Open Standards

The CMP Open Standards for the Practice of Conservation

In order to achieve our goals, the conservation community must determine the extent to which our actions are working - and we must be able to diagnose why some actions succeed while others do not. In recent years, there has been great convergence among conservation organizations in thinking about how best to plan, implement, and assess conservation actions in the context of a project cycle.

OS V 3.0 with title.jpgMaking the most of the extensive, trial-and-error experience gained by conservation organizations while designing, implementing and appraising their conservation projects, the members of the Conservation Measures Partnership (CMP) have developed a set of project cycle or adaptive management open standards that are reflected in the work of all of our organizations and are, we believe, fundamental to effective conservation. These Open Standards for the Practice of Conservation are less a recipe that must be followed exactly than a framework and guidance for conservation action.

Our goal in developing these Open Standards is to bring together common concepts, approaches, and terminology in conservation project design, management, and monitoring in order to help practitioners improve the practice of conservation. In particular, these standards are meant to provide the principles, tasks, and guidance necessary for the successful implementation of conservation projects. As members of CMP, we hope that by developing these open standards, our colleagues in our respective organizations - and across the conservation landscape - will have clear guidance on how to maximize the effectiveness and efficiency of their projects for maximum conservation gain. In addition, we anticipate that these standards will comprise the foundation of a useful conservation audit process.

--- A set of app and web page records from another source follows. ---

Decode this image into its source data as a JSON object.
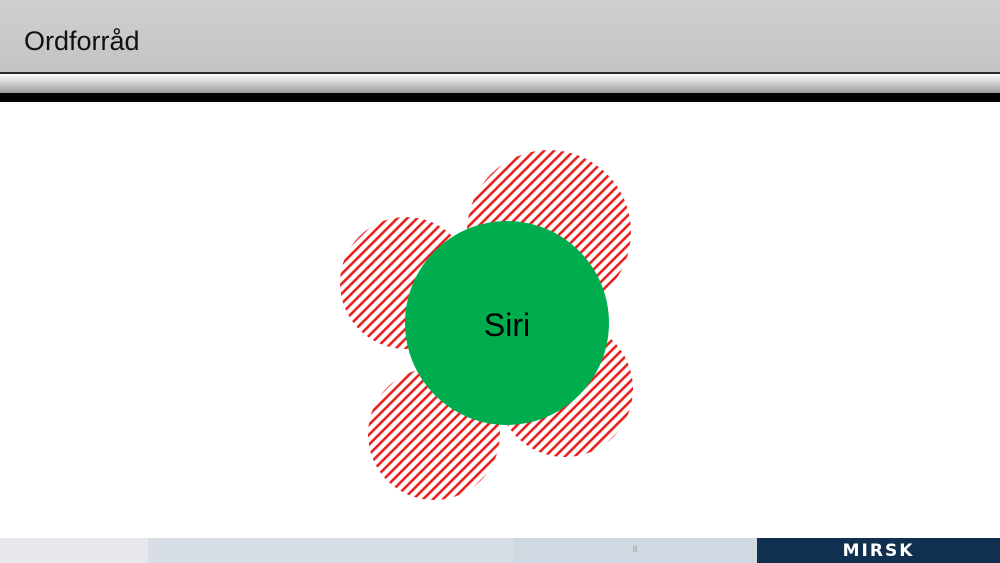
{
  "slide": {
    "title": "Ordforråd",
    "center_label": "Siri",
    "page_number": "8",
    "logo_text": "MIRSK"
  },
  "colors": {
    "center_fill": "#00AD4E",
    "petal_stripe": "#E8211F",
    "title_bar": "#C8C8C8",
    "footer_logo_bg": "#11304F"
  },
  "diagram": {
    "center_node": {
      "label_key": "slide.center_label"
    },
    "petal_count": 5,
    "petal_pattern": "red-diagonal-hatch"
  }
}
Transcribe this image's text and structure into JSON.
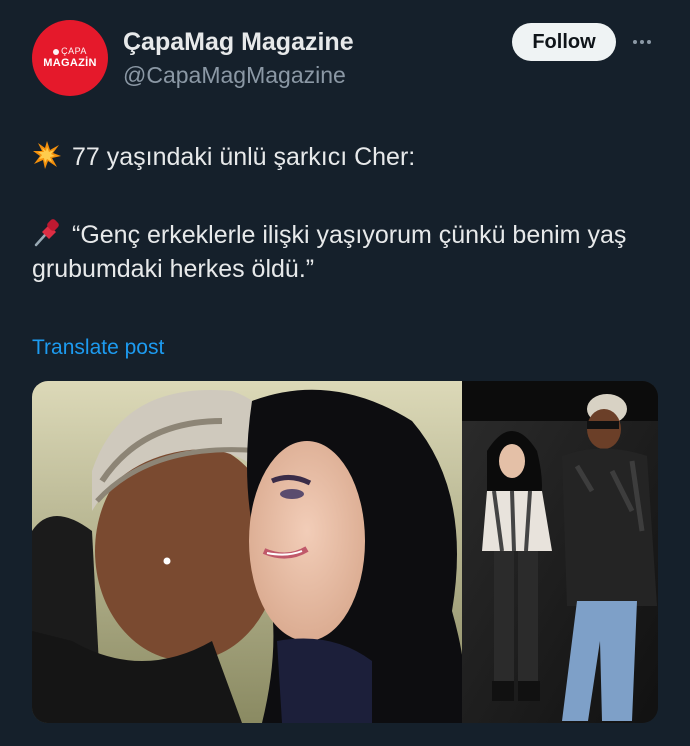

We have organized the main ingredients of these open standards - principles, tasks, and guidance - into seven steps that comprise the project management cycle including conceptualization, planning, implementation, analysis, adaptation, communication, and iteration (go to to download the full version of the standards). Although we present the standards as a linear series of steps or stages, the entire process is rarely applied in a linear fashion from start to finish - instead it is typically only a rough approximation of the more complex series of back-and-forth movements that a project goes through.